SAM’s Shrinking Carbon Footprint

As the Environmental Coordinator who has stepped into place here at SAM after our Environmental Steward recently, Jackie White moved on, I am pleased to report that SAM has reduced its carbon emissions by 30% between 2008 and 2009. This is an amazing achievement! I’d have to say the credit goes not only to the SAM Goes Green Program but all of the staff at the museum as well as the volunteers, members, and visitors.

Along with bringing great art to the region, SAM has made a commitment to strive for environmental sustainability in our operations and programs at all three sites. Through the SAM Goes Green program, each year we calculate the museum’s carbon footprint using the tools provide by the City of Seattle’s Seattle Climate Partnership.

The SAM Goes Green Team, comprised of staff members from all sites, meets often to discuss how the museum can increase sustainable practices, such as implementing environmentally-friendly cleaning supplies, composting and recycling, and pesticide-free gardening at the Olympic Sculpture Park. Through these talks we have met with various departments such as Facilities who have increased the energy efficiency of all three SAM sites, including cuts in steam, natural gas, and electricity use.

In 2008 everyone at SAM also switched to 100% recycled copy paper, and then set a goal to reduce paper use by 30% over the next 3 years.  Staff and volunteers rose to the challenge, and cut paper use by an incredible 40% in just one year by using double-sided printing, second chance paper, and reducing print jobs. The Office Administration team even found ways to cut costs and go green by using second chance paper instead of buying notepads. As we move along in our reduction efforts we continue to see improvements in water conservation and waste and employee commute trip reduction. We take our goals very seriously and are constantly monitoring them to see if we can achieve greater sustainability all the time.

I’d have to say that our visitors are making a difference as well, by choosing to take alternative transportation to the museum. SAM Downtown, the Seattle Asian Art Museum, and the Olympic Sculpture Park are all accessible through King County Metro. With this in mind, we are working with King County Metro’s Partners in Transit program to make your museum visit a little easier and greener. We’re also encouraging visitors to take the opportunity to visit both Alexander Calder’s Eagle at the park and Alexander Calder:  A Balancing Act at SAM Downtown – located less than a mile apart, by walking or taking the bus.

We are also going beyond green to integrate sustainability in our programs and culture.
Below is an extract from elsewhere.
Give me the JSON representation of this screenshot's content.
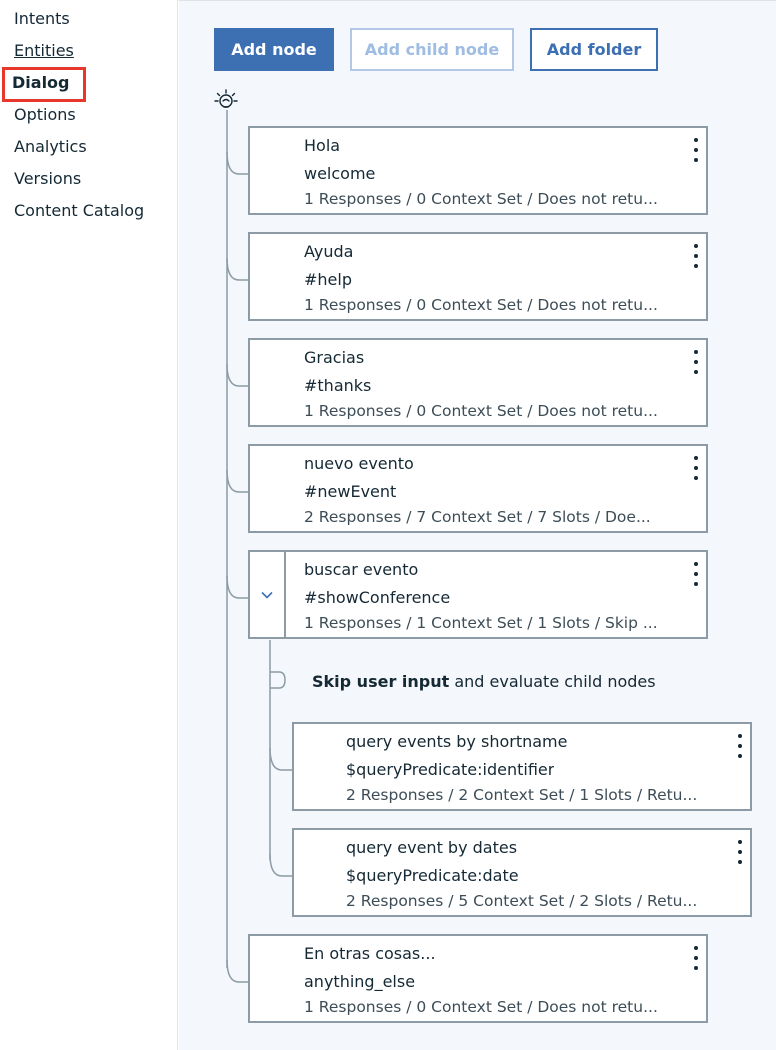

We strive to be part of the conversation about environmental issues through innovative art and environment programs, such as SAM and the Cascade Land Conservancy’s fourth joint panel discussion – Art and Environmental Advocacy on January 28.
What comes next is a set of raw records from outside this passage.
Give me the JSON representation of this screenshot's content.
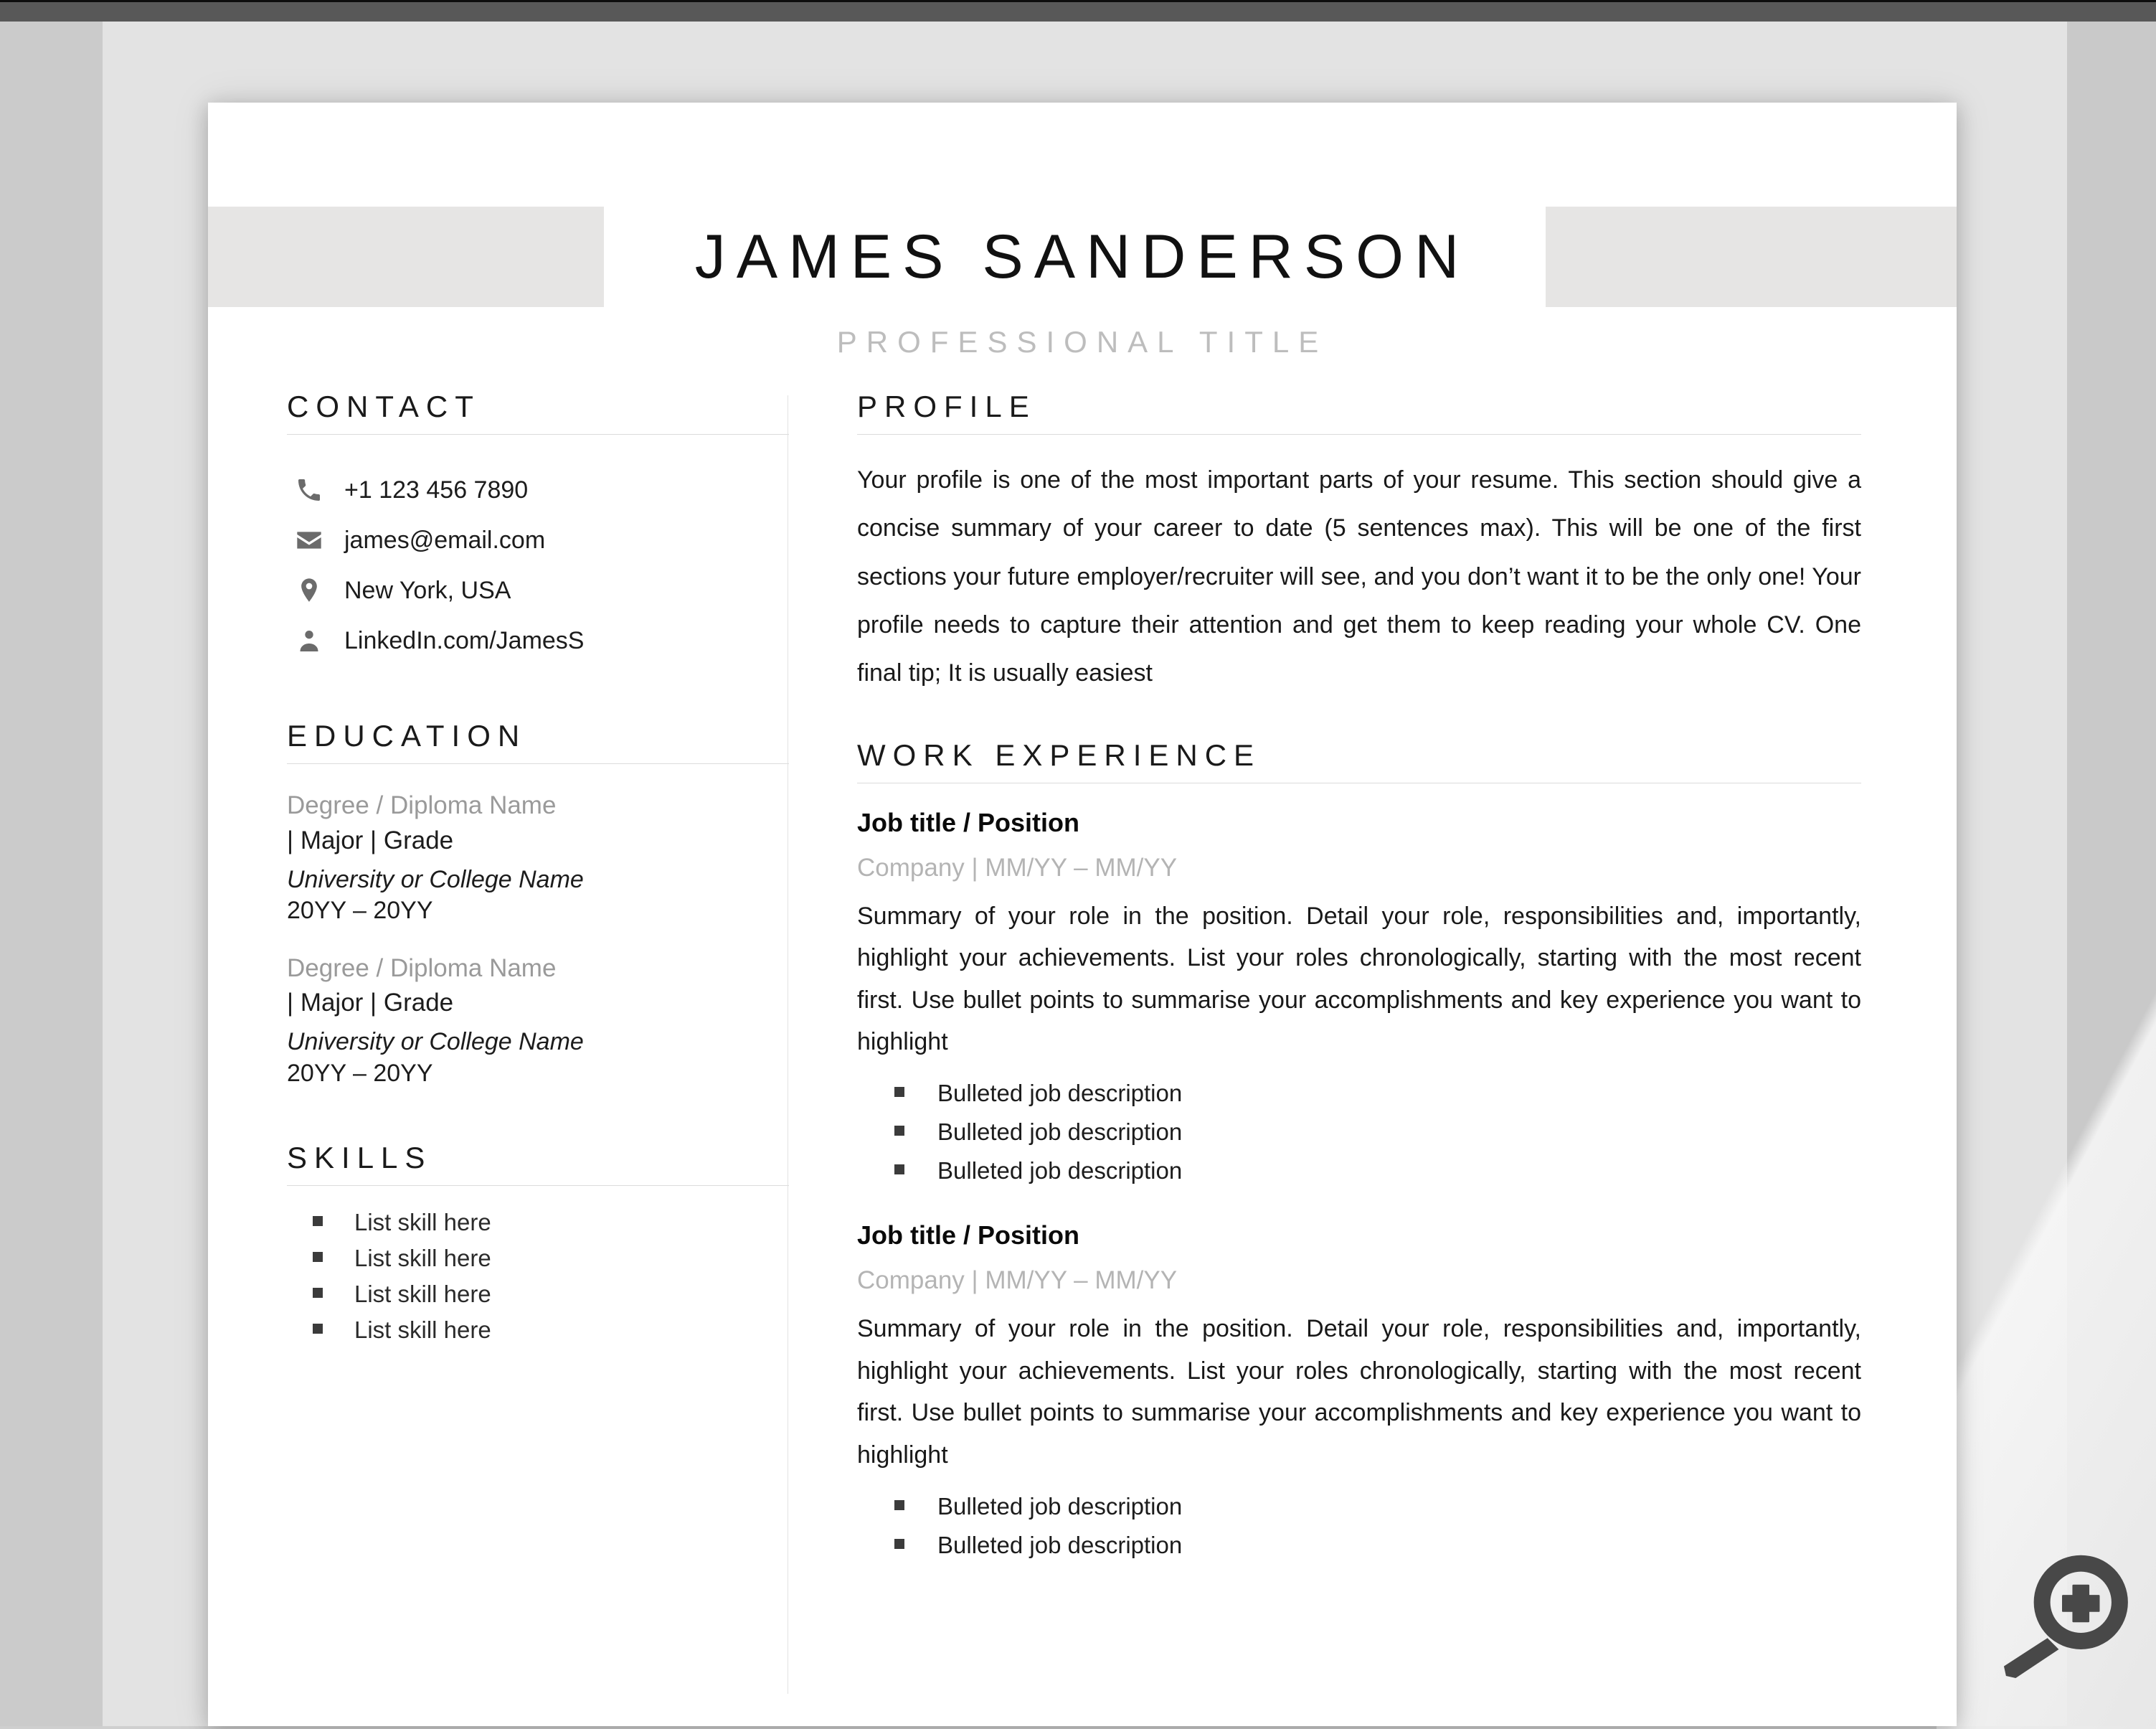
{
  "viewer": {
    "zoom_icon": "magnifier-plus-icon"
  },
  "resume": {
    "name": "JAMES SANDERSON",
    "professional_title": "PROFESSIONAL TITLE",
    "contact": {
      "heading": "CONTACT",
      "items": [
        {
          "icon": "phone-icon",
          "value": "+1 123 456 7890"
        },
        {
          "icon": "envelope-icon",
          "value": "james@email.com"
        },
        {
          "icon": "location-pin-icon",
          "value": "New York, USA"
        },
        {
          "icon": "person-icon",
          "value": "LinkedIn.com/JamesS"
        }
      ]
    },
    "education": {
      "heading": "EDUCATION",
      "entries": [
        {
          "degree": "Degree / Diploma Name",
          "major": "| Major | Grade",
          "school": "University or College Name",
          "years": "20YY – 20YY"
        },
        {
          "degree": "Degree / Diploma Name",
          "major": "| Major | Grade",
          "school": "University or College Name",
          "years": "20YY – 20YY"
        }
      ]
    },
    "skills": {
      "heading": "SKILLS",
      "items": [
        "List skill here",
        "List skill here",
        "List skill here",
        "List skill here"
      ]
    },
    "profile": {
      "heading": "PROFILE",
      "text": "Your profile is one of the most important parts of your resume. This section should give a concise summary of your career to date (5 sentences max). This will be one of the first sections your future employer/recruiter will see, and you don’t want it to be the only one! Your profile needs to capture their attention and get them to keep reading your whole CV. One final tip; It is usually easiest"
    },
    "work_experience": {
      "heading": "WORK EXPERIENCE",
      "jobs": [
        {
          "title": "Job title / Position",
          "meta": "Company |  MM/YY – MM/YY",
          "summary": "Summary of your role in the position. Detail your role, responsibilities and, importantly, highlight your achievements. List your roles chronologically, starting with the most recent first. Use bullet points to summarise your accomplishments and key experience you want to highlight",
          "bullets": [
            "Bulleted job description",
            "Bulleted job description",
            "Bulleted job description"
          ]
        },
        {
          "title": "Job title / Position",
          "meta": "Company |  MM/YY – MM/YY",
          "summary": "Summary of your role in the position. Detail your role, responsibilities and, importantly, highlight your achievements. List your roles chronologically, starting with the most recent first. Use bullet points to summarise your accomplishments and key experience you want to highlight",
          "bullets": [
            "Bulleted job description",
            "Bulleted job description"
          ]
        }
      ]
    }
  },
  "colors": {
    "page_background": "#ffffff",
    "band_gray": "#e6e5e4",
    "muted_text": "#9a9a9a",
    "meta_text": "#b4b4b4",
    "topbar": "#585858"
  }
}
What are the next steps for SAM Goes Green? In 2010 The Green Team will focus on energy and water conservation, further cuts in paper use, use of teleconferencing techniques, and developing additional incentives to encourage staff, volunteers, members, and visitors to carpool, take the bus, ride a bike, or walk to SAM. If any of you out there have an idea for SAM Goes Green feel free to send it to us at   We love new and innovative ideas on how we can make a difference in reducing our carbon footprint.
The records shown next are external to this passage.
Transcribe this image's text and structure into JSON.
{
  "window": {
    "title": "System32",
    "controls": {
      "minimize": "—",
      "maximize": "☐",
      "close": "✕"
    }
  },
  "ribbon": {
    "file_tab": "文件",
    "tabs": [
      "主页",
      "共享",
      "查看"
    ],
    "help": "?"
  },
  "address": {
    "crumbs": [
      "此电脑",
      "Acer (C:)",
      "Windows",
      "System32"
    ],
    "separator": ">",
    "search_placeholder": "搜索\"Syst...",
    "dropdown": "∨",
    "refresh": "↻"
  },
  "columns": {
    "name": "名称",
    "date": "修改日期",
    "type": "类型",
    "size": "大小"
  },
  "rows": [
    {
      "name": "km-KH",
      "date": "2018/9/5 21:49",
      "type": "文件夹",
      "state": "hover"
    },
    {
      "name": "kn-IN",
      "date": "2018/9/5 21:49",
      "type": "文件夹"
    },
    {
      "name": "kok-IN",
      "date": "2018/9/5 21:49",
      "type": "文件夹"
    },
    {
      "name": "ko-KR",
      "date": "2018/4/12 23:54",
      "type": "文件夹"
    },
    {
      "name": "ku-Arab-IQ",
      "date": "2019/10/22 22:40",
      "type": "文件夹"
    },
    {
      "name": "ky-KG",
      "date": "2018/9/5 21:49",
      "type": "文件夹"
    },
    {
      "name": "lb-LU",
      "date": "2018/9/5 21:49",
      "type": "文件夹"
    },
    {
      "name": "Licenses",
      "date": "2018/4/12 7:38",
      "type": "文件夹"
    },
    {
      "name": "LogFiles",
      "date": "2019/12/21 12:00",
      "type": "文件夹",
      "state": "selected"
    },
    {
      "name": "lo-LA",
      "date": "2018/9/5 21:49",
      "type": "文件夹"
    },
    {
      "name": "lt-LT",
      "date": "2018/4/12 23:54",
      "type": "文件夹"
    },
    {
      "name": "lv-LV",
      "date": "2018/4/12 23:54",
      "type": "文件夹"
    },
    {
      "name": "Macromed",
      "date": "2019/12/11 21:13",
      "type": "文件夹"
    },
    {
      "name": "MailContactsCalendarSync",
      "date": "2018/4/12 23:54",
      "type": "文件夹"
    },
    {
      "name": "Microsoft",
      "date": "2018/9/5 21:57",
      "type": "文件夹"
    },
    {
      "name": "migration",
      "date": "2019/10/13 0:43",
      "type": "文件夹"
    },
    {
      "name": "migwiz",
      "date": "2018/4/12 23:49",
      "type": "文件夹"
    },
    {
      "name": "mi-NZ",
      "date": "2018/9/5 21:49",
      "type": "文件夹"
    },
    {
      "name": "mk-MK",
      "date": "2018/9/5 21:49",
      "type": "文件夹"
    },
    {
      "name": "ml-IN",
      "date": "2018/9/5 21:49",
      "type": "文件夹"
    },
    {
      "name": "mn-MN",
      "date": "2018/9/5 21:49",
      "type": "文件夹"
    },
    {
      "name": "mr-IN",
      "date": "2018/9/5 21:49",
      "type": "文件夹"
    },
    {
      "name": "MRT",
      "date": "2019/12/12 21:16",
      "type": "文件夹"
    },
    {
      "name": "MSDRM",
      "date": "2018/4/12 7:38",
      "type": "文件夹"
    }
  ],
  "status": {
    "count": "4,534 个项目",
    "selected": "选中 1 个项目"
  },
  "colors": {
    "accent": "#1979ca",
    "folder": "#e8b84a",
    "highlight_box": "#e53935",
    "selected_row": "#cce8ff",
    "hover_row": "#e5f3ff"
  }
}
Midge Williams, Environmantal Coordinator

Jim Haarsager, Maintenance Manager at the Seattle Asian Art Museum